■ Task statement ■
Please copy the data shown below, word for word.

■ Dataset content ■
=== Begin Enclosure ===
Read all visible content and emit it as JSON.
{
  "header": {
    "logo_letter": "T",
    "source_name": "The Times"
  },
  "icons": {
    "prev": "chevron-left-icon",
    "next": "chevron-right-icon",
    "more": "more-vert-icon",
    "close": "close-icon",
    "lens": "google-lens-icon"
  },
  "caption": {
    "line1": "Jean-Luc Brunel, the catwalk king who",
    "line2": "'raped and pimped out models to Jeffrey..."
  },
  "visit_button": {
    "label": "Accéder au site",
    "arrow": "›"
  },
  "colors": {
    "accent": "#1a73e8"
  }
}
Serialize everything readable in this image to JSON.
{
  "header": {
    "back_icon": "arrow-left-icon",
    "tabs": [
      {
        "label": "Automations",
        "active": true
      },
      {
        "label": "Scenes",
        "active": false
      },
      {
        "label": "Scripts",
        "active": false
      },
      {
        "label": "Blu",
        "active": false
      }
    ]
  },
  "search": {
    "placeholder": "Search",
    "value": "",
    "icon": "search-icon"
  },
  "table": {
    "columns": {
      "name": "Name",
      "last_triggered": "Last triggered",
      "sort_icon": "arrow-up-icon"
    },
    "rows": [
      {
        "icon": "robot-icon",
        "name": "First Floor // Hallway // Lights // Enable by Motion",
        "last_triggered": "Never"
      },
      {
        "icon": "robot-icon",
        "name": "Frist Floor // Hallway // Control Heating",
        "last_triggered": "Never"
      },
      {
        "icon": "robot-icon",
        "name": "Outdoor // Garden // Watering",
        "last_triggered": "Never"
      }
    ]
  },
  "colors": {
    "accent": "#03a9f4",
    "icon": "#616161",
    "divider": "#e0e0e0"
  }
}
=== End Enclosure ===
■ Answer ■
Read all visible content and emit it as JSON.
{
  "header": {
    "logo_letter": "T",
    "source_name": "The Times"
  },
  "icons": {
    "prev": "chevron-left-icon",
    "next": "chevron-right-icon",
    "more": "more-vert-icon",
    "close": "close-icon",
    "lens": "google-lens-icon"
  },
  "caption": {
    "line1": "Jean-Luc Brunel, the catwalk king who",
    "line2": "'raped and pimped out models to Jeffrey..."
  },
  "visit_button": {
    "label": "Accéder au site",
    "arrow": "›"
  },
  "colors": {
    "accent": "#1a73e8"
  }
}
Serialize everything readable in this image to JSON.
{
  "header": {
    "back_icon": "arrow-left-icon",
    "tabs": [
      {
        "label": "Automations",
        "active": true
      },
      {
        "label": "Scenes",
        "active": false
      },
      {
        "label": "Scripts",
        "active": false
      },
      {
        "label": "Blu",
        "active": false
      }
    ]
  },
  "search": {
    "placeholder": "Search",
    "value": "",
    "icon": "search-icon"
  },
  "table": {
    "columns": {
      "name": "Name",
      "last_triggered": "Last triggered",
      "sort_icon": "arrow-up-icon"
    },
    "rows": [
      {
        "icon": "robot-icon",
        "name": "First Floor // Hallway // Lights // Enable by Motion",
        "last_triggered": "Never"
      },
      {
        "icon": "robot-icon",
        "name": "Frist Floor // Hallway // Control Heating",
        "last_triggered": "Never"
      },
      {
        "icon": "robot-icon",
        "name": "Outdoor // Garden // Watering",
        "last_triggered": "Never"
      }
    ]
  },
  "colors": {
    "accent": "#03a9f4",
    "icon": "#616161",
    "divider": "#e0e0e0"
  }
}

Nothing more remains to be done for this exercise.